After turning down repeated offers over the years, the surviving New York Dolls finally re-formed in June 2004 to play London’s Royal Festival Hall. Sylvain and Johansen (both of whom had remained in the music business, picking up major US label deals along the way) teamed up with Arthur Kane following a call from Morrissey, former President of the New York Dolls UK Fan Club.

For Kane, who had ultimately kicked booze from his life upon becoming an active member of the Mormon Church, this was clearly a magical event. Within a month, utterly at one with the universe having finally resolved outstanding issues with his oldest and dearest friends, Killer Kane attended hospital to receive treatment for a persistent cold, was diagnosed with leukaemia and died two hours later. And then there were two.

With One Day It Will Please Us To Remember Even This, Johansen and Sylvain have delivered a third album that is truly worthy of the New York Dolls name.
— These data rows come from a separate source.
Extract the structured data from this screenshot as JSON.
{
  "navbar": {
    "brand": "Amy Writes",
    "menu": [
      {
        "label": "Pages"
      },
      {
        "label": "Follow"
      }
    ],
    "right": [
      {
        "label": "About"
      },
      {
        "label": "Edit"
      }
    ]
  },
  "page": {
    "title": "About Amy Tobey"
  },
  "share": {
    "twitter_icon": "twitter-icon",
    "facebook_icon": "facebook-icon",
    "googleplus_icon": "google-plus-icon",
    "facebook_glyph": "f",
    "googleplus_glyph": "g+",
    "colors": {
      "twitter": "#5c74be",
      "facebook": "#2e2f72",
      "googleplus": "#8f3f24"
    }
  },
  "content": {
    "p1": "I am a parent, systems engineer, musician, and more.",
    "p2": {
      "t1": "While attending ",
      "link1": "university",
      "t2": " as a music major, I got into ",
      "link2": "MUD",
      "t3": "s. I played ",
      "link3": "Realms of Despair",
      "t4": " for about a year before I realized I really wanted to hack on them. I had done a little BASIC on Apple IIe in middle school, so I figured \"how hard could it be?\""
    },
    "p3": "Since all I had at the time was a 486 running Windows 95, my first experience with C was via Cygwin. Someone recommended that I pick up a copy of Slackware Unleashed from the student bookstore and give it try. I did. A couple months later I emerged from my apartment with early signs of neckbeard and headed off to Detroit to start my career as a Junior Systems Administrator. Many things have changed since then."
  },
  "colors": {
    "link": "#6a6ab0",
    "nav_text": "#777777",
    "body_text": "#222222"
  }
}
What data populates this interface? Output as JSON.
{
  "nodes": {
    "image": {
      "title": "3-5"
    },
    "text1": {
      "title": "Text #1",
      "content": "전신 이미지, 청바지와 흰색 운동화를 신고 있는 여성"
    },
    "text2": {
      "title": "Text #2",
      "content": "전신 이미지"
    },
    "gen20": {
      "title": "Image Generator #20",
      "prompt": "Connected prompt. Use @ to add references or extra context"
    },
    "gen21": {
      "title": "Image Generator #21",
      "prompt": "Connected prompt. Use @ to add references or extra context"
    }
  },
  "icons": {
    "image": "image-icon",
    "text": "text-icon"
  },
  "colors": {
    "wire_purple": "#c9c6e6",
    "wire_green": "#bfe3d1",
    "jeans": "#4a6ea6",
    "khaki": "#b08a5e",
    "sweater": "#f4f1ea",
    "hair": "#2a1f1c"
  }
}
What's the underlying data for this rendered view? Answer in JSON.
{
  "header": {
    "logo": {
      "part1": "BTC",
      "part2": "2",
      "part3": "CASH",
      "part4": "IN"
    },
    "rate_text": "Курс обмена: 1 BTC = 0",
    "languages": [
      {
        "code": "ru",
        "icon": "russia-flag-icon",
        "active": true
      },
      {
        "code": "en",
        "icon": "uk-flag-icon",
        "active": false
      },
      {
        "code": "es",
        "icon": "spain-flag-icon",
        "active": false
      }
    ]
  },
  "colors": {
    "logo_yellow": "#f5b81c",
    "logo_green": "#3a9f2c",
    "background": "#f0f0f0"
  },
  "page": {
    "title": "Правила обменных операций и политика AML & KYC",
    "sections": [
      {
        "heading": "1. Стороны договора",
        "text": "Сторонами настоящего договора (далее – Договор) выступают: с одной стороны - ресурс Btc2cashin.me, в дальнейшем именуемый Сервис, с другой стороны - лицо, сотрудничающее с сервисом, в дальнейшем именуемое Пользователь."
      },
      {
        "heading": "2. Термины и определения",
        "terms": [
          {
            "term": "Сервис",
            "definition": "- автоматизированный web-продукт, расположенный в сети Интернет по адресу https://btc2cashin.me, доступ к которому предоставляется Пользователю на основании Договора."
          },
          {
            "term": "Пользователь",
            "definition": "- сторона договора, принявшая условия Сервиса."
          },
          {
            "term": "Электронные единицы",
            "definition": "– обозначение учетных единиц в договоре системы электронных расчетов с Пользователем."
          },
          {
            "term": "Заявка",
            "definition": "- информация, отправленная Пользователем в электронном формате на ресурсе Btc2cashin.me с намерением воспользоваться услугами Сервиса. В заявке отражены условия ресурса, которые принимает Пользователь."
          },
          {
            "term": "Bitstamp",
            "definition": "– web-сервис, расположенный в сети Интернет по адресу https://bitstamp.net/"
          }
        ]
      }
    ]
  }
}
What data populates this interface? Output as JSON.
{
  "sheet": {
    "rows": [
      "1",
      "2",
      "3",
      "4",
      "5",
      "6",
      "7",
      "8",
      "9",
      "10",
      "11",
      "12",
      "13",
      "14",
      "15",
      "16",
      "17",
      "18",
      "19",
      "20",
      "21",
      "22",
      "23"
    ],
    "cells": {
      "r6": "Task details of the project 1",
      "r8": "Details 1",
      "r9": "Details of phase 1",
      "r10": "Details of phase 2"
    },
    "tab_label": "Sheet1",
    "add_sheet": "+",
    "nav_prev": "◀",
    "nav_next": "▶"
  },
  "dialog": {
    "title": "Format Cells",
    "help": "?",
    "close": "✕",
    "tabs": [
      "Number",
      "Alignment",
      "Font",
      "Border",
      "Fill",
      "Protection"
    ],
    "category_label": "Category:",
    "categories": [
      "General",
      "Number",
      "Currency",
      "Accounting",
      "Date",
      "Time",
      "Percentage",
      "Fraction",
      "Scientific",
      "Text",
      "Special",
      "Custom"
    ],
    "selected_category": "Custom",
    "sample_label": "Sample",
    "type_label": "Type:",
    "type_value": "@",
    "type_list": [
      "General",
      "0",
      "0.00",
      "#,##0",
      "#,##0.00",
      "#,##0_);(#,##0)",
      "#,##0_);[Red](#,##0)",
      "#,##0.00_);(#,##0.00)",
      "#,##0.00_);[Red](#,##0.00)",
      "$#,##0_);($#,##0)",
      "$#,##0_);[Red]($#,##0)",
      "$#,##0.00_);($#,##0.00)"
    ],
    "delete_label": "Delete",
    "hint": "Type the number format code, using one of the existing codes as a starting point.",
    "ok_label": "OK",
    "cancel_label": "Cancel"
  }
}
Along with producer Jack Douglas, guitarist Steve Conte, bassist Sami Yaffa, drummer Brian Delaney and keyboardist Brian Koonin they have created a towering testament to unflinching strength in adversity. 

Opiates and alcohol might have curtailed the lives of Johnny, Jerry, Billy and Arthur, but you can’t kill the immortal soul of the New York Dolls.

This feature was originally published in Classic Rock issue 96.

Ian Fortnam

Classic Rock’s Reviews Editor for the last 20 years, Ian stapled his first fanzine in 1977. Since misspending his youth by way of ‘research’ his work has also appeared in such publications as Metal Hammer, Prog, NME, Uncut, Kerrang!, VOX, The Face, The Guardian, Total Guitar, Guitarist, Electronic Sound, Record Collector and across the internet. Permanently buried under mountains of recorded media, ears ringing from a lifetime of gigs, he enjoys nothing more than recreationally throttling a guitar and following a baptism of punk fire has played in bands for 45 years, releasing recordings via Esoteric Antenna and Cleopatra Records.